The purpose of the project “Journalism in Change” is to identify common parts of a transnational journalistic culture and common changes in journalism in general in different media systems, as well as the differences among the three selected countries. It is also possible to relate the results to national differences in history and culture, to analyze the relationship between globalization and national differences.
The research design can be described as a “most-different” selection of cases. The project includes three countries representing different media systems, of different historical and political backgrounds and different sizes – Sweden, Russia and Poland, situated on the Baltic Sea. All of them have had relationships in the past. They were intense between Poland and Sweden in the times of the 16th and 18th centuries, and between Sweden and Russia from the 12th to 19th century, and Poland and Russia have had a very deep relationship from medieval times until today. The communist period (1945–1989) was significant for Polish and Russian journalism and professional cultures.

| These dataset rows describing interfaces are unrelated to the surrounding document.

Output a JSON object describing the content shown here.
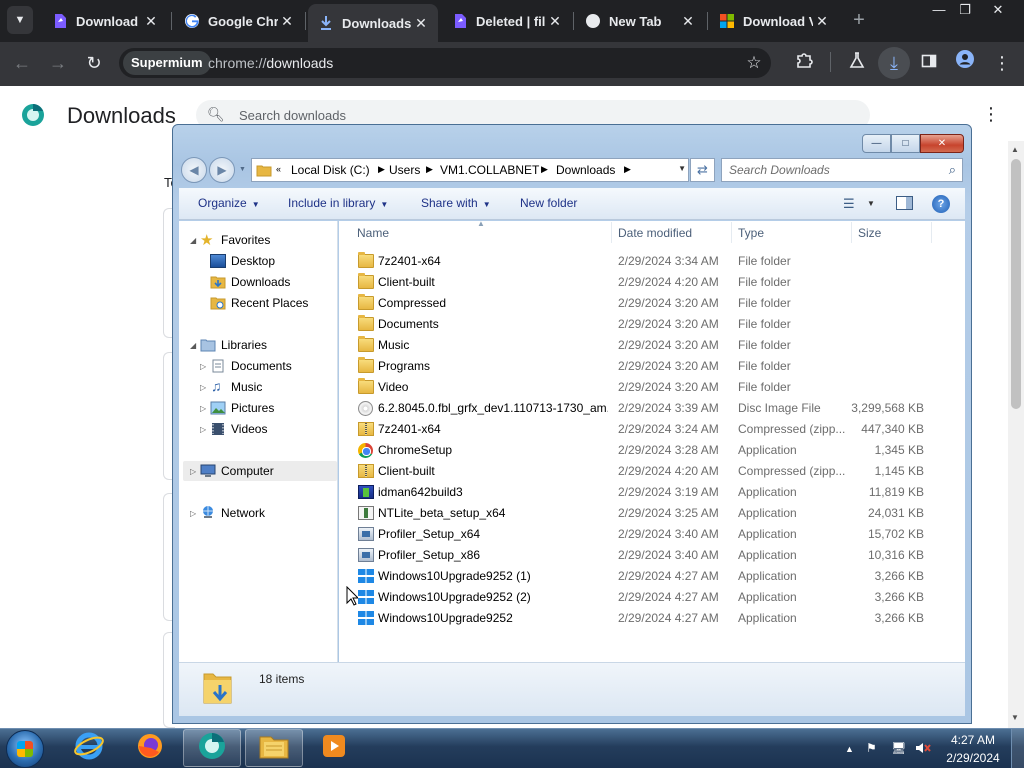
{
  "browser": {
    "tabs": [
      {
        "title": "Download |",
        "icon": "purple-doc-icon"
      },
      {
        "title": "Google Chr",
        "icon": "google-icon"
      },
      {
        "title": "Downloads",
        "icon": "download-icon",
        "active": true
      },
      {
        "title": "Deleted | fil",
        "icon": "purple-doc-icon"
      },
      {
        "title": "New Tab",
        "icon": "chrome-tab-icon"
      },
      {
        "title": "Download V",
        "icon": "windows-logo-icon"
      }
    ],
    "address_chip": "Supermium",
    "url_scheme": "chrome://",
    "url_path": "downloads"
  },
  "downloads_page": {
    "title": "Downloads",
    "search_placeholder": "Search downloads",
    "partial_text": "Te"
  },
  "explorer": {
    "breadcrumb": [
      "Local Disk (C:)",
      "Users",
      "VM1.COLLABNET",
      "Downloads"
    ],
    "search_placeholder": "Search Downloads",
    "commands": {
      "organize": "Organize",
      "include_in_library": "Include in library",
      "share_with": "Share with",
      "new_folder": "New folder"
    },
    "nav": {
      "favorites": "Favorites",
      "desktop": "Desktop",
      "downloads": "Downloads",
      "recent_places": "Recent Places",
      "libraries": "Libraries",
      "documents": "Documents",
      "music": "Music",
      "pictures": "Pictures",
      "videos": "Videos",
      "computer": "Computer",
      "network": "Network"
    },
    "columns": {
      "name": "Name",
      "date": "Date modified",
      "type": "Type",
      "size": "Size"
    },
    "files": [
      {
        "name": "7z2401-x64",
        "date": "2/29/2024 3:34 AM",
        "type": "File folder",
        "size": "",
        "icon": "folder"
      },
      {
        "name": "Client-built",
        "date": "2/29/2024 4:20 AM",
        "type": "File folder",
        "size": "",
        "icon": "folder"
      },
      {
        "name": "Compressed",
        "date": "2/29/2024 3:20 AM",
        "type": "File folder",
        "size": "",
        "icon": "folder"
      },
      {
        "name": "Documents",
        "date": "2/29/2024 3:20 AM",
        "type": "File folder",
        "size": "",
        "icon": "folder"
      },
      {
        "name": "Music",
        "date": "2/29/2024 3:20 AM",
        "type": "File folder",
        "size": "",
        "icon": "folder"
      },
      {
        "name": "Programs",
        "date": "2/29/2024 3:20 AM",
        "type": "File folder",
        "size": "",
        "icon": "folder"
      },
      {
        "name": "Video",
        "date": "2/29/2024 3:20 AM",
        "type": "File folder",
        "size": "",
        "icon": "folder"
      },
      {
        "name": "6.2.8045.0.fbl_grfx_dev1.110713-1730_am...",
        "date": "2/29/2024 3:39 AM",
        "type": "Disc Image File",
        "size": "3,299,568 KB",
        "icon": "disc"
      },
      {
        "name": "7z2401-x64",
        "date": "2/29/2024 3:24 AM",
        "type": "Compressed (zipp...",
        "size": "447,340 KB",
        "icon": "zip"
      },
      {
        "name": "ChromeSetup",
        "date": "2/29/2024 3:28 AM",
        "type": "Application",
        "size": "1,345 KB",
        "icon": "chrome"
      },
      {
        "name": "Client-built",
        "date": "2/29/2024 4:20 AM",
        "type": "Compressed (zipp...",
        "size": "1,145 KB",
        "icon": "zip"
      },
      {
        "name": "idman642build3",
        "date": "2/29/2024 3:19 AM",
        "type": "Application",
        "size": "11,819 KB",
        "icon": "idm"
      },
      {
        "name": "NTLite_beta_setup_x64",
        "date": "2/29/2024 3:25 AM",
        "type": "Application",
        "size": "24,031 KB",
        "icon": "setup"
      },
      {
        "name": "Profiler_Setup_x64",
        "date": "2/29/2024 3:40 AM",
        "type": "Application",
        "size": "15,702 KB",
        "icon": "app"
      },
      {
        "name": "Profiler_Setup_x86",
        "date": "2/29/2024 3:40 AM",
        "type": "Application",
        "size": "10,316 KB",
        "icon": "app"
      },
      {
        "name": "Windows10Upgrade9252 (1)",
        "date": "2/29/2024 4:27 AM",
        "type": "Application",
        "size": "3,266 KB",
        "icon": "win"
      },
      {
        "name": "Windows10Upgrade9252 (2)",
        "date": "2/29/2024 4:27 AM",
        "type": "Application",
        "size": "3,266 KB",
        "icon": "win"
      },
      {
        "name": "Windows10Upgrade9252",
        "date": "2/29/2024 4:27 AM",
        "type": "Application",
        "size": "3,266 KB",
        "icon": "win"
      }
    ],
    "item_count": "18 items"
  },
  "taskbar": {
    "apps": [
      "internet-explorer-icon",
      "firefox-icon",
      "supermium-icon",
      "file-explorer-icon",
      "media-player-icon"
    ],
    "time": "4:27 AM",
    "date": "2/29/2024"
  }
}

Despite a common geographical location and history, the three states are different in many aspects: journalistic culture being influenced by different external factors, such as a democratic tradition (or lack of this experience), religion, education systems, economic development, and access to new technologies of communication. In fact, “Journalism in Change” is the first comparative project covering journalistic culture in these three countries.
We were aware of these differences from the beginning, but we also wanted to look at whether there are any similarities. With the study design it has become possible to analyze what changes in journalism in different types of society have in common, and what kind of differences come from the characteristics of each society. ← 14 | 15 →
Who takes part in the project and why?
Journalism has experienced deep changes in recent decades. For this reason, it seemed interesting to verify this general opinion in the case of only a few countries using empirical research. The points of departure for this book are based on two variables – technical and economic; it was our goal to observe how these two types of changes are influencing different media systems. The research project “Journalism in Change – professional journalistic cultures in Poland, Russia and Sweden” was conducted in the period 2011–2014. The project assumes a multidisciplinary approach, with researchers in journalism, media sociology, and political science. Researchers from Södertörn University (Sweden), Moscow State University (Russia) and University of Wrocław (Poland) worked together in the project to produce this final monograph. Two additional reports were published at the earlier stages of the project (Nygren et al., 2012; Anikina et al., 2013). Dissemination activities also include a number of articles published in scientific journals (Anikina, Dobek-Ostrowska and Nygren, 2013; Dobek- Ostrowska, Barczyszyn and Michel, 2013; Dobek-Ostrowska, Barczyszyn, Michel and Baranowski, 2013; Johansson, 2013, 2014; Johansson and Nygren, 2014; Nygren, 2012c).
- ISBN (PDF)
- ISBN (ePUB)
- ISBN (MOBI)
- ISBN (Hardcover)
- Publication date
- 2015 (July)
- Frankfurt am Main, Berlin, Bern, Bruxelles, New York, Oxford, Wien, 2015. 333 pp., 82 tables, 27 graphs